» **SOURCE DATA**

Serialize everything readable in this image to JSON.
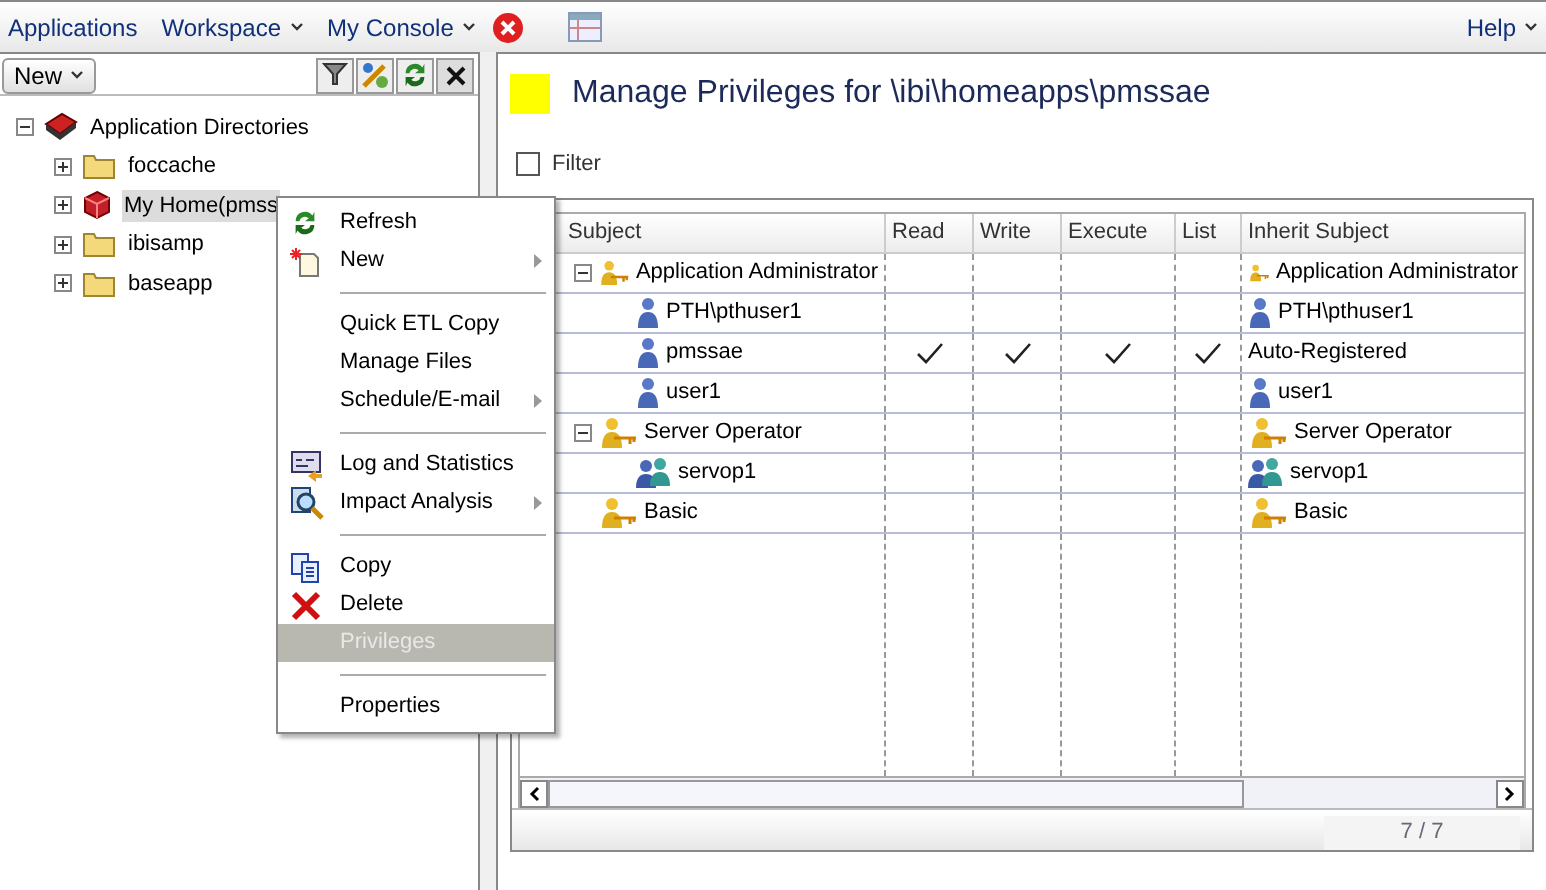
{
  "menu_bar": {
    "items": [
      {
        "label": "Applications",
        "dropdown": false
      },
      {
        "label": "Workspace",
        "dropdown": true
      },
      {
        "label": "My Console",
        "dropdown": true
      }
    ],
    "help": "Help"
  },
  "left_panel": {
    "new_button": "New",
    "tree": [
      {
        "label": "Application Directories",
        "kind": "root",
        "expanded": true,
        "selected": false,
        "children": [
          {
            "label": "foccache",
            "kind": "folder",
            "expanded": false,
            "selected": false
          },
          {
            "label": "My Home(pmss",
            "kind": "home",
            "expanded": false,
            "selected": true
          },
          {
            "label": "ibisamp",
            "kind": "folder",
            "expanded": false,
            "selected": false
          },
          {
            "label": "baseapp",
            "kind": "folder",
            "expanded": false,
            "selected": false
          }
        ]
      }
    ]
  },
  "context_menu": [
    {
      "kind": "item",
      "label": "Refresh",
      "submenu": false,
      "selected": false
    },
    {
      "kind": "item",
      "label": "New",
      "submenu": true,
      "selected": false
    },
    {
      "kind": "separator"
    },
    {
      "kind": "item",
      "label": "Quick ETL Copy",
      "submenu": false,
      "selected": false
    },
    {
      "kind": "item",
      "label": "Manage Files",
      "submenu": false,
      "selected": false
    },
    {
      "kind": "item",
      "label": "Schedule/E-mail",
      "submenu": true,
      "selected": false
    },
    {
      "kind": "separator"
    },
    {
      "kind": "item",
      "label": "Log and Statistics",
      "submenu": false,
      "selected": false
    },
    {
      "kind": "item",
      "label": "Impact Analysis",
      "submenu": true,
      "selected": false
    },
    {
      "kind": "separator"
    },
    {
      "kind": "item",
      "label": "Copy",
      "submenu": false,
      "selected": false
    },
    {
      "kind": "item",
      "label": "Delete",
      "submenu": false,
      "selected": false
    },
    {
      "kind": "item",
      "label": "Privileges",
      "submenu": false,
      "selected": true
    },
    {
      "kind": "separator"
    },
    {
      "kind": "item",
      "label": "Properties",
      "submenu": false,
      "selected": false
    }
  ],
  "privileges": {
    "title": "Manage Privileges for \\ibi\\homeapps\\pmssae",
    "filter": {
      "label": "Filter",
      "checked": false
    },
    "table": {
      "columns": [
        "Subject",
        "Read",
        "Write",
        "Execute",
        "List",
        "Inherit Subject"
      ],
      "rows": [
        {
          "subject": "Application Administrator",
          "kind": "role",
          "expanded": true,
          "inherit": "Application Administrator",
          "inherit_icon": true,
          "children": [
            {
              "subject": "PTH\\pthuser1",
              "kind": "user",
              "read": false,
              "write": false,
              "execute": false,
              "list": false,
              "inherit": "PTH\\pthuser1",
              "inherit_icon": true
            },
            {
              "subject": "pmssae",
              "kind": "user",
              "read": true,
              "write": true,
              "execute": true,
              "list": true,
              "inherit": "Auto-Registered",
              "inherit_icon": false
            },
            {
              "subject": "user1",
              "kind": "user",
              "read": false,
              "write": false,
              "execute": false,
              "list": false,
              "inherit": "user1",
              "inherit_icon": true
            }
          ]
        },
        {
          "subject": "Server Operator",
          "kind": "role",
          "expanded": true,
          "inherit": "Server Operator",
          "inherit_icon": true,
          "children": [
            {
              "subject": "servop1",
              "kind": "group",
              "read": false,
              "write": false,
              "execute": false,
              "list": false,
              "inherit": "servop1",
              "inherit_icon": true
            }
          ]
        },
        {
          "subject": "Basic",
          "kind": "role",
          "inherit": "Basic",
          "inherit_icon": true
        }
      ]
    },
    "pager": "7 / 7"
  }
}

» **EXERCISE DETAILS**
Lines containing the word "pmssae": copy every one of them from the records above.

» **WORKED SOLUTION**
    "title": "Manage Privileges for \\ibi\\homeapps\\pmssae",
              "subject": "pmssae",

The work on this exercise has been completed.